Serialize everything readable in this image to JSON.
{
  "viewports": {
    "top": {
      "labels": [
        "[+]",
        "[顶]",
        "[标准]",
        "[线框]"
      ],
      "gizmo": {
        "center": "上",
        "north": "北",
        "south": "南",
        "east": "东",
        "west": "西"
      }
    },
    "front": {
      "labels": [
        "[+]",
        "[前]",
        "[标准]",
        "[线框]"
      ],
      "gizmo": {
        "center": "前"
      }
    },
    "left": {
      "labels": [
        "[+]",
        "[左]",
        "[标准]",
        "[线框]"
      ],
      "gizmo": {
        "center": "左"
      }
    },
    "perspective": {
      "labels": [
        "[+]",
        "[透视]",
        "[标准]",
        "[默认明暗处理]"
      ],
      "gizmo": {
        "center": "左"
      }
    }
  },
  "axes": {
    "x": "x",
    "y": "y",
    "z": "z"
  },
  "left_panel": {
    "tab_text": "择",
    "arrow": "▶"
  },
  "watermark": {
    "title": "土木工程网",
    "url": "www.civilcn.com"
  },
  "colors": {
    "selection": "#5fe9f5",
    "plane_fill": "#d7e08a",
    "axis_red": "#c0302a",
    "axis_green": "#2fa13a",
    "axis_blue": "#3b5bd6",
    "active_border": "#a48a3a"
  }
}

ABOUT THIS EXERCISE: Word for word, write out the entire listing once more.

SOLUTION FOR THIS EXERCISE:
Serialize everything readable in this image to JSON.
{
  "viewports": {
    "top": {
      "labels": [
        "[+]",
        "[顶]",
        "[标准]",
        "[线框]"
      ],
      "gizmo": {
        "center": "上",
        "north": "北",
        "south": "南",
        "east": "东",
        "west": "西"
      }
    },
    "front": {
      "labels": [
        "[+]",
        "[前]",
        "[标准]",
        "[线框]"
      ],
      "gizmo": {
        "center": "前"
      }
    },
    "left": {
      "labels": [
        "[+]",
        "[左]",
        "[标准]",
        "[线框]"
      ],
      "gizmo": {
        "center": "左"
      }
    },
    "perspective": {
      "labels": [
        "[+]",
        "[透视]",
        "[标准]",
        "[默认明暗处理]"
      ],
      "gizmo": {
        "center": "左"
      }
    }
  },
  "axes": {
    "x": "x",
    "y": "y",
    "z": "z"
  },
  "left_panel": {
    "tab_text": "择",
    "arrow": "▶"
  },
  "watermark": {
    "title": "土木工程网",
    "url": "www.civilcn.com"
  },
  "colors": {
    "selection": "#5fe9f5",
    "plane_fill": "#d7e08a",
    "axis_red": "#c0302a",
    "axis_green": "#2fa13a",
    "axis_blue": "#3b5bd6",
    "active_border": "#a48a3a"
  }
}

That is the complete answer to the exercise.